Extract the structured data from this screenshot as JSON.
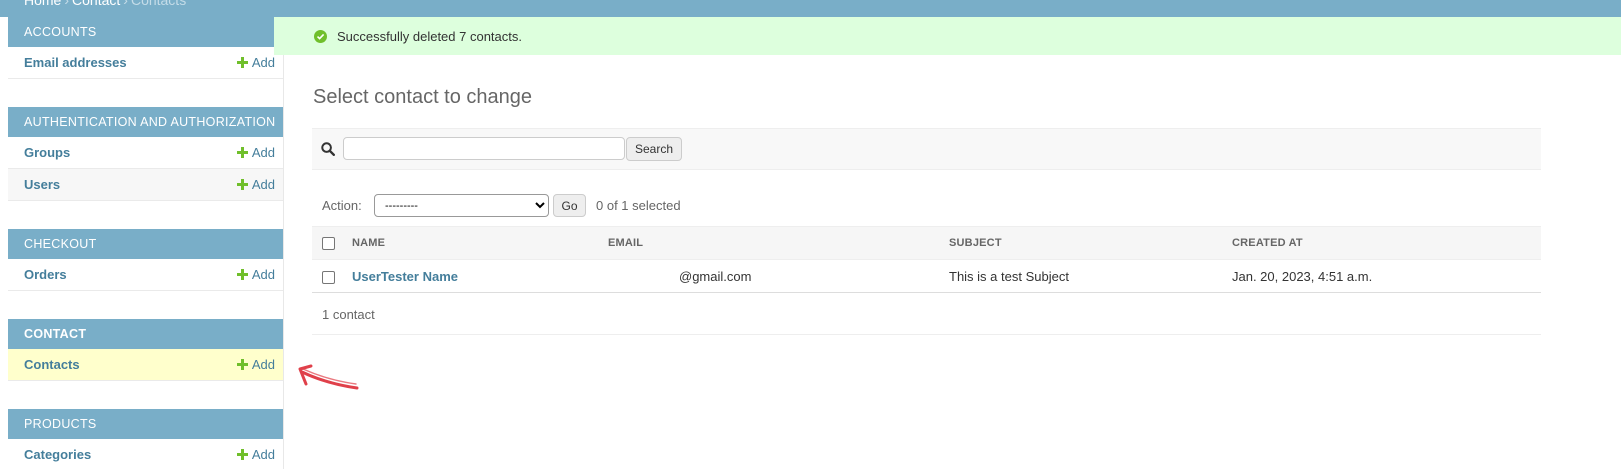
{
  "breadcrumb": {
    "home": "Home",
    "section": "Contact",
    "current": "Contacts",
    "separator": "›"
  },
  "message": {
    "text": "Successfully deleted 7 contacts.",
    "icon": "check-circle-icon",
    "color": "#70bf2b"
  },
  "sidebar": {
    "add_label": "Add",
    "modules": [
      {
        "caption": "ACCOUNTS",
        "items": [
          {
            "label": "Email addresses"
          }
        ]
      },
      {
        "caption": "AUTHENTICATION AND AUTHORIZATION",
        "items": [
          {
            "label": "Groups"
          },
          {
            "label": "Users"
          }
        ]
      },
      {
        "caption": "CHECKOUT",
        "items": [
          {
            "label": "Orders"
          }
        ]
      },
      {
        "caption": "CONTACT",
        "items": [
          {
            "label": "Contacts",
            "selected": true
          }
        ]
      },
      {
        "caption": "PRODUCTS",
        "items": [
          {
            "label": "Categories"
          }
        ]
      }
    ]
  },
  "main": {
    "title": "Select contact to change",
    "search": {
      "value": "",
      "placeholder": "",
      "button_label": "Search"
    },
    "actions": {
      "label": "Action:",
      "selected": "---------",
      "go_label": "Go",
      "counter": "0 of 1 selected"
    },
    "table": {
      "columns": [
        "NAME",
        "EMAIL",
        "SUBJECT",
        "CREATED AT"
      ],
      "rows": [
        {
          "name": "UserTester Name",
          "email": "@gmail.com",
          "subject": "This is a test Subject",
          "created_at": "Jan. 20, 2023, 4:51 a.m."
        }
      ]
    },
    "paginator": "1 contact"
  },
  "colors": {
    "header": "#79aec8",
    "link": "#447e9b",
    "success_bg": "#ddffdd",
    "selected_row": "#ffffcc",
    "add_icon": "#70bf2b",
    "annotation": "#e0404a"
  }
}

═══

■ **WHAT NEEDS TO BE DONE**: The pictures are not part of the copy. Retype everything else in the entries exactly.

■ **OUTPUT FOR THIS TASK**:
Extract the structured data from this screenshot as JSON.
{
  "breadcrumb": {
    "home": "Home",
    "section": "Contact",
    "current": "Contacts",
    "separator": "›"
  },
  "message": {
    "text": "Successfully deleted 7 contacts.",
    "icon": "check-circle-icon",
    "color": "#70bf2b"
  },
  "sidebar": {
    "add_label": "Add",
    "modules": [
      {
        "caption": "ACCOUNTS",
        "items": [
          {
            "label": "Email addresses"
          }
        ]
      },
      {
        "caption": "AUTHENTICATION AND AUTHORIZATION",
        "items": [
          {
            "label": "Groups"
          },
          {
            "label": "Users"
          }
        ]
      },
      {
        "caption": "CHECKOUT",
        "items": [
          {
            "label": "Orders"
          }
        ]
      },
      {
        "caption": "CONTACT",
        "items": [
          {
            "label": "Contacts",
            "selected": true
          }
        ]
      },
      {
        "caption": "PRODUCTS",
        "items": [
          {
            "label": "Categories"
          }
        ]
      }
    ]
  },
  "main": {
    "title": "Select contact to change",
    "search": {
      "value": "",
      "placeholder": "",
      "button_label": "Search"
    },
    "actions": {
      "label": "Action:",
      "selected": "---------",
      "go_label": "Go",
      "counter": "0 of 1 selected"
    },
    "table": {
      "columns": [
        "NAME",
        "EMAIL",
        "SUBJECT",
        "CREATED AT"
      ],
      "rows": [
        {
          "name": "UserTester Name",
          "email": "@gmail.com",
          "subject": "This is a test Subject",
          "created_at": "Jan. 20, 2023, 4:51 a.m."
        }
      ]
    },
    "paginator": "1 contact"
  },
  "colors": {
    "header": "#79aec8",
    "link": "#447e9b",
    "success_bg": "#ddffdd",
    "selected_row": "#ffffcc",
    "add_icon": "#70bf2b",
    "annotation": "#e0404a"
  }
}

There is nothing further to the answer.